At a more prosaic level, AI and ML algorithms are typically applied to the task of detecting patterns and drawing conclusions and insights from data – actually, the growing amount of data, and the need to process and analyse it, was a catalyst for the latest developments in AI. Some of the big names in AI are Google, Facebook, Apple and Amazon – Amazon even has its own AI Services arm, selling AI and ML tools and services to other businesses.
Amazon is a good example of a company imbued with AI, from its use in software, to the warehouses where AI generates the process of the robot-mounted shelves bringing the products to the (human) packers, saving the need for packers to search for product. Then there’s the new Amazon Go Concept Store, a ‘just walk out’ grocery store that uses cameras, algorithms and weight sensors to determine the items that shoppers select, charging their Amazon-linked account when they leave the store with them. No registers, no queues (except for the queue to enter the store and try it out)! Amazon is also moving into the healthcare field, and the company’s use of AI could result in some mega changes in the way we currently manage disease detection and healthcare delivery.
Economic impact of AI
A recent report commissioned by Google Australia predicts that AI offers significant advantages to the Australian economy: creating 2.2 trillion in value by 2030 – incorporating benefits such as improved productivity and decision-making, cost savings, and a reduction in workplace accidents. We’ve already seen some of these impacts for industries such as the banking sector, where AI is used to automatically update records in CRM systems, drive self-service portals and chatbots, and predict stock market trends. US bank JP Morgan Chase has even developed a machine learning algorithm that reputedly analysed and extracted important information from 12,000 credit agreements in a couple of seconds – a job that would have taken 360,000 man hours.
At this stage, creating and monitoring AI and ML algorithms still requires human input – and qualified AI researchers are hard to come by. A recent survey conducted by IT firm Infosys found that some three quarters of organisations in Australia plan to develop dedicated AI teams – but that the scarcity of AI qualified researchers was slowing them down. Global job-seeker site Indeed has reported rapid growth in the number of AI-related job posts: they’ve doubled since 2015, while searches for AI and ML jobs by job seekers has tripled.
While Artificial Intelligence might create jobs in the tech industry, it’s pegged to cause a huge loss of traditional jobs: some 3 million in Australia, give or take. (You can even check to see if you job is threatened here). Others go so far as to claim that the “rise of robots” will lead to unemployment levels greater than 50%. The Guardian’s economics editor, Larry Elliott, says the potentially large unemployment levels that will result from advancing technology mean that the concept of a Universal Basic Income is an idea whose time may well have come.
But AI is taking jobs that are hard to fill, too.
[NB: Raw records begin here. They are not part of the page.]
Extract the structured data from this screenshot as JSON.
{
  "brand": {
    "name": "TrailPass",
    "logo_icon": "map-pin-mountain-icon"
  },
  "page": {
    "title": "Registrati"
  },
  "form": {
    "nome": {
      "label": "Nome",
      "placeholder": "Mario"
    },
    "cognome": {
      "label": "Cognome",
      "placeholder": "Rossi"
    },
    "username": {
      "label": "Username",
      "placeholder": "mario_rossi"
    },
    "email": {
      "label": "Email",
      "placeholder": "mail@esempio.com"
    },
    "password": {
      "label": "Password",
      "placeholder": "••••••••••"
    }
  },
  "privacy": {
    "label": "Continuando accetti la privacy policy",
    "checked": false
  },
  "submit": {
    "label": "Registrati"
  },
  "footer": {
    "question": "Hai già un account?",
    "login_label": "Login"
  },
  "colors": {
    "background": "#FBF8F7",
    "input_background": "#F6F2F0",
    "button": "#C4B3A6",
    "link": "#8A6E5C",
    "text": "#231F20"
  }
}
Truck driving, for example, an industry with chronic staff shortages in the USA. But in October 2016 a world-first took place in Colorado, USA: a truck carrying a load of Budweiser beer made the majority of its delivery without a driver at the wheel – at least until it neared its destination, where the driver took over to guide the 18-wheeler the last few miles to the depot. It was the result of years of development from San Francisco startup Otto, which had recently been purchased by Uber. The project has now progressed to the stage that Uber has self-driving trucks delivering on a daily basis in Arizona. At the time of writing, Otto’s rival, Waymo, is reputedly about to start self-driving deliveries in Atlanta. Upshot being: the self-driving vehicle is no longer the stuff of science fiction – it’s a reality coming soon to a highway near you (at least, it is in the good ol’ USA).
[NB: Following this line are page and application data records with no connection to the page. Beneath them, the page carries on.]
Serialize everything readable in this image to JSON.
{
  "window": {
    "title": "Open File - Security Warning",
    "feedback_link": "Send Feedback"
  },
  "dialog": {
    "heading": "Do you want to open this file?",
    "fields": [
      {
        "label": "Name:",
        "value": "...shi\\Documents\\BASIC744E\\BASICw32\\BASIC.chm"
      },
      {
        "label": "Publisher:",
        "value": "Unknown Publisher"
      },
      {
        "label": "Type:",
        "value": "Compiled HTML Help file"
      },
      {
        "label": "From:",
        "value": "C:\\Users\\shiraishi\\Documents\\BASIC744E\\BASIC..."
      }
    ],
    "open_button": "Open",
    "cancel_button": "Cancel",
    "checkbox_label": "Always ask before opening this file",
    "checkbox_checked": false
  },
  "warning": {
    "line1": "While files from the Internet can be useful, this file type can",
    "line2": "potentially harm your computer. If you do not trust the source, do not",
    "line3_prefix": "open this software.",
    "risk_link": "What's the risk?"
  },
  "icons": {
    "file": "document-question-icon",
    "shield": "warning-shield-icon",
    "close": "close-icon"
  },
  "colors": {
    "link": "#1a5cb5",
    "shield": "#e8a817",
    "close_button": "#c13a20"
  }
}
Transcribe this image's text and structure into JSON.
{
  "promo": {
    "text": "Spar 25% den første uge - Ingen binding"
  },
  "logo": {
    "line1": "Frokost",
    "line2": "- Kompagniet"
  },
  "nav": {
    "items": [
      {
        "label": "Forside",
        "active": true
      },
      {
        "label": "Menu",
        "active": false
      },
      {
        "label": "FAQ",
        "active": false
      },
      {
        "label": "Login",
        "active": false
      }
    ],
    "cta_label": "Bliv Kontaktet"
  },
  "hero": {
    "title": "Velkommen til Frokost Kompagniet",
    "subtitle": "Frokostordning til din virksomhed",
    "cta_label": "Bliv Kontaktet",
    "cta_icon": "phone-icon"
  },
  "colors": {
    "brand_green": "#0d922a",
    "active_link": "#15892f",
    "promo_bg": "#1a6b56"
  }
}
‘At this stage, there are still a lot of unknowns with AI, but the industry is abuzz with its potential,’ says Carmen Watts, co-founder of Red Cloud Digital. ‘It could potentially help you manage investments, manage your social media analysis, predict sales and customer trends, and more.’